Plaintiffs further alleged that Collins should have been prevented from the purchase because of his history of marijuana abuse since 2007 and was in possession of a potted marijuana plant the day he was arrested for the shooting.

Badger Guns claims it did not sell the gun to Collins, but that Badger Outdoors did prior to the issuing of a new license and a clean slate by federal authorities.

Representatives from both the Brady Campaign and Badger Guns declined to comment.

This isn’t the first time Badger has been accused of negligence. The gun shop has a notorious reputation for selling guns recovered by police in crimes and has been responsible for at least six police injuries caused by guns it sold from 2008-2010, according to a 2012 Milwaukee Journal Sentinel report.           

A Journal Sentinel investigation also found that the gun shop in 2006 – when it went by the name Badger Outdoors – was given a pass by federal investigators for offenses that could have shut the shop down. It then underwent some minor personnel changes and the son of the owner, a longtime employee, was issued a new license to run the shop under the new name.

The rescheduled jury trial in Kunisch & Norberg v. Badger Guns is set for Sept. 28.

Another trial, Lopez & Arce v. Badger Guns, is set to start this month and pits two other Milwaukee Police officers against the gun store, according to court filings. Like in the former case, this complaint alleges the gun shop negligently sold a gun to a straw purchaser, who then sold the gun to a man who shot police officers.

Click to see an interactive history of Badger Guns. (Credit: The Milwaukee Journal Sentinel)

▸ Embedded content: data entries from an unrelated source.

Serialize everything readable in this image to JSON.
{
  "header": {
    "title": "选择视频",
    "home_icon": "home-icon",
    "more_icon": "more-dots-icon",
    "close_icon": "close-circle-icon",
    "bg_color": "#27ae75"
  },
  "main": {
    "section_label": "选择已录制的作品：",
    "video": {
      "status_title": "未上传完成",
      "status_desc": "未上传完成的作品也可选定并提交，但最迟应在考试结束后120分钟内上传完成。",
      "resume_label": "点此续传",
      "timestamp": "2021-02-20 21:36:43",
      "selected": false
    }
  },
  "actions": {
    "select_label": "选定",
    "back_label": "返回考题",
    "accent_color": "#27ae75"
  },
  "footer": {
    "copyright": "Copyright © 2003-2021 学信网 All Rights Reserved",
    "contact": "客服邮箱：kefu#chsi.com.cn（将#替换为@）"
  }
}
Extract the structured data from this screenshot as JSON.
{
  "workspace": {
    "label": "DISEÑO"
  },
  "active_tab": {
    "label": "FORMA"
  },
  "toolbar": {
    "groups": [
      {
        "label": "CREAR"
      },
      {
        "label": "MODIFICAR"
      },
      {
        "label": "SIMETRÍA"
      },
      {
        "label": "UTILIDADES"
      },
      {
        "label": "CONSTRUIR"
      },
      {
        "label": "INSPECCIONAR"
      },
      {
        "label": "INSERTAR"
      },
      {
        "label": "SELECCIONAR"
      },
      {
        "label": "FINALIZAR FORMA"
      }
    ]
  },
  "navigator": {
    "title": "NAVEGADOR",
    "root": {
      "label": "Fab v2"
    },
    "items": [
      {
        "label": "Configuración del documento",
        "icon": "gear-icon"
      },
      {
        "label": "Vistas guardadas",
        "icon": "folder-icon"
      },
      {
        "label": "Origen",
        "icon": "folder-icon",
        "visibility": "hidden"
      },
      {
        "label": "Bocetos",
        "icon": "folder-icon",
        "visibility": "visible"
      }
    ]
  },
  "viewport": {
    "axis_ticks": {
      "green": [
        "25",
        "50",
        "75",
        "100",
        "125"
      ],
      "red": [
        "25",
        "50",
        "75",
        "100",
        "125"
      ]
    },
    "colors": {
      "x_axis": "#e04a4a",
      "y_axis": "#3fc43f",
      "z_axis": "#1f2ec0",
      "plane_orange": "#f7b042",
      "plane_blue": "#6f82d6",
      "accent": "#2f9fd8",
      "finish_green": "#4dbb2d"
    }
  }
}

Click to see an interactive history of Badger Guns. (Credit: The Milwaukee Journal Sentinel)